The Bush administration has come up with the wrong formula for protecting the country's 15,000 chemical plants from terrorist attacks.
Terrorists could kill thousands of people by targeting a plant with toxic chemicals near a populated area. Under proposed rules from the administration, plants that use, store and produce dangerous chemicals would draw up their own security plans to submit for approval to the Department of Homeland Security. Plants that failed to carry out this requirement or take other steps mandated by the department could be fined or shut down.
But the administration's proposal would allow the department to pre-empt more stringent state regulations. And excessive provisions for secrecy would create what Senate Homeland Security Chairman Joseph I. Lieberman calls a "virtual black box" around the federal program, making it unaccountable to Congress and the public.
Perhaps worst of all, the proposal would not require chemical companies to use less-toxic materials when economically feasible, as called for under a bipartisan House measure that passed in committee last year. Companies that use safer materials are not only at less risk of a catastrophic terrorist attack, they also are less likely to endanger their communities when chemicals are accidentally released.
The administration's proposal would take effect in April. Congress needs to replace it with a measure that looks less like a wish list for the chemical industry and more like a plan that gives top priority to public health and safety.
- Orlando (Fla.) Sentinel
The glitter of Mardi Gras has been washed away for another year, and the smudge of ash will be gone tomorrow. But the mark that Katrina has made on our hearts and minds is harder to remove.
We will need both joy and the deeper reservoirs of faith and strength to prove that it is not indelible.
- The Times-Picayune (New Orleans)
Parents in poor countries do not love their children any less than we love our own. When they succeed in rising above a subsistence income, the first thing they typically do is remove their children from working on the farm, domestic service or factory and enroll them in school.

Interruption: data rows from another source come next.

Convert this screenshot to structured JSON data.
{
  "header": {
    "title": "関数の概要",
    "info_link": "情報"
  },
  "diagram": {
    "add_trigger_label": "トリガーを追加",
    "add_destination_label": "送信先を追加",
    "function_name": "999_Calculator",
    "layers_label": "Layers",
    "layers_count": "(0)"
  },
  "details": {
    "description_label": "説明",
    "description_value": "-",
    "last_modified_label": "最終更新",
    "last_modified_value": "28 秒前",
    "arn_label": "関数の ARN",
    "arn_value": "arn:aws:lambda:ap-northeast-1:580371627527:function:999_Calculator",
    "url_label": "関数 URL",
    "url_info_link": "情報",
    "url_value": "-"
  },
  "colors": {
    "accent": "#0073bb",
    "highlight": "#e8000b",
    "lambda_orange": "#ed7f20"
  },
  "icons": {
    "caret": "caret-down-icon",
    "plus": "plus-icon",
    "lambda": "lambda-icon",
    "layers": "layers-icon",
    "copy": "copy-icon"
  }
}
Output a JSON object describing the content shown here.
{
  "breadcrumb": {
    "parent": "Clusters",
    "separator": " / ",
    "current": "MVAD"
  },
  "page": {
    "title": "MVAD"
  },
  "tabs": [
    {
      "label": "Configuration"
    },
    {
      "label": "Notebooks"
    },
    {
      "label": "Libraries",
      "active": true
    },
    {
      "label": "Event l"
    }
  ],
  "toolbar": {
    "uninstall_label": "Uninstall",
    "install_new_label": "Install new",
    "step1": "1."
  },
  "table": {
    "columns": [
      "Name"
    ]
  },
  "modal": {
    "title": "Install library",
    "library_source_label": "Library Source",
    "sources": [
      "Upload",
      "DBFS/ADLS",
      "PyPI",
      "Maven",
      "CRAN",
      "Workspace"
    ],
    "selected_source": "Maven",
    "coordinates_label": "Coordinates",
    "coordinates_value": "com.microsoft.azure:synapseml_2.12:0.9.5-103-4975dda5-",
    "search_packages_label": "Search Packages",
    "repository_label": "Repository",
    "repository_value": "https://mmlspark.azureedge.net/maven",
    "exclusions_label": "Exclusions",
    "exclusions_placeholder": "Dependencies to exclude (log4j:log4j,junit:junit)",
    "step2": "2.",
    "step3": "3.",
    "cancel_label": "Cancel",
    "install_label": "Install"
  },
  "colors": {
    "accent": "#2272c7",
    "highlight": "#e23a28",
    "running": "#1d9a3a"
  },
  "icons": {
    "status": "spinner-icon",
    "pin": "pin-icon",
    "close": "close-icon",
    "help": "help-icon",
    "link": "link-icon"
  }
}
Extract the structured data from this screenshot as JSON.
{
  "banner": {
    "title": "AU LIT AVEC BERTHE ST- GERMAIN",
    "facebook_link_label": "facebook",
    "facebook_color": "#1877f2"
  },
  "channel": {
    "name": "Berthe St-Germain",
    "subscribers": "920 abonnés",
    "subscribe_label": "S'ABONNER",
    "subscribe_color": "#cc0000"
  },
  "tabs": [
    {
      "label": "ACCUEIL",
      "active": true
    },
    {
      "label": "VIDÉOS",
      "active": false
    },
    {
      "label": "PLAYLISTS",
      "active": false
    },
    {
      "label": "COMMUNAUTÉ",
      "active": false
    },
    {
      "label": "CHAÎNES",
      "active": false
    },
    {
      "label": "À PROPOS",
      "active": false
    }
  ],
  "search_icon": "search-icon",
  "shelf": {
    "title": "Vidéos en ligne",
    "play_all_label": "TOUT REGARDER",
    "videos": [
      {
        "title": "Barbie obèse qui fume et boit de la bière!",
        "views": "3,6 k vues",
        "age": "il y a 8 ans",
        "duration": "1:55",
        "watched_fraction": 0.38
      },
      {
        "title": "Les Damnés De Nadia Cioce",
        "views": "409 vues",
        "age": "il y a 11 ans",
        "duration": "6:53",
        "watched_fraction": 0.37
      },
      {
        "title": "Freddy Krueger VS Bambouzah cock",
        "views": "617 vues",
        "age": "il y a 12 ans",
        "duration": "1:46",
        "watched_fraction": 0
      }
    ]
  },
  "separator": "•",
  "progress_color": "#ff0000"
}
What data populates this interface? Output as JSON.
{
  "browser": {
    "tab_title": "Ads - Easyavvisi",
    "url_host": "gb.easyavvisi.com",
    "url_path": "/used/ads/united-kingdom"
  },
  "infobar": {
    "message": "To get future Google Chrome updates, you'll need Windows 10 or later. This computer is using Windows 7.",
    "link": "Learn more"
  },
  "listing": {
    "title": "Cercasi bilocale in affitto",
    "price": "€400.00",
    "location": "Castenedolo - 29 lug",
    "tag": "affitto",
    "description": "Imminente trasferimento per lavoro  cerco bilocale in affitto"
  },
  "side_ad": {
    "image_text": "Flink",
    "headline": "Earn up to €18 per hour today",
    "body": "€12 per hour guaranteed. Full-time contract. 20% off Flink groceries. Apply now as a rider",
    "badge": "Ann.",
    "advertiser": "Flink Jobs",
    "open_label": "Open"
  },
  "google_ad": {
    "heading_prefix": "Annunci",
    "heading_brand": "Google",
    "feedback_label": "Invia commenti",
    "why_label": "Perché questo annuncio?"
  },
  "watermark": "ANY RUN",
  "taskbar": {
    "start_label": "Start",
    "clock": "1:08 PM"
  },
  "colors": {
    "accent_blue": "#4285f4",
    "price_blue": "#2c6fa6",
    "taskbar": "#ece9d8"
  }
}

By raising incomes in poor countries, free trade and globalization have helped to pull millions of kids out of the work force and put them in school where they belong.
- Testimony of Daniel Griswold of the Cato Institute before a U.S. Senate subcommittee examining overseas sweatshop abuses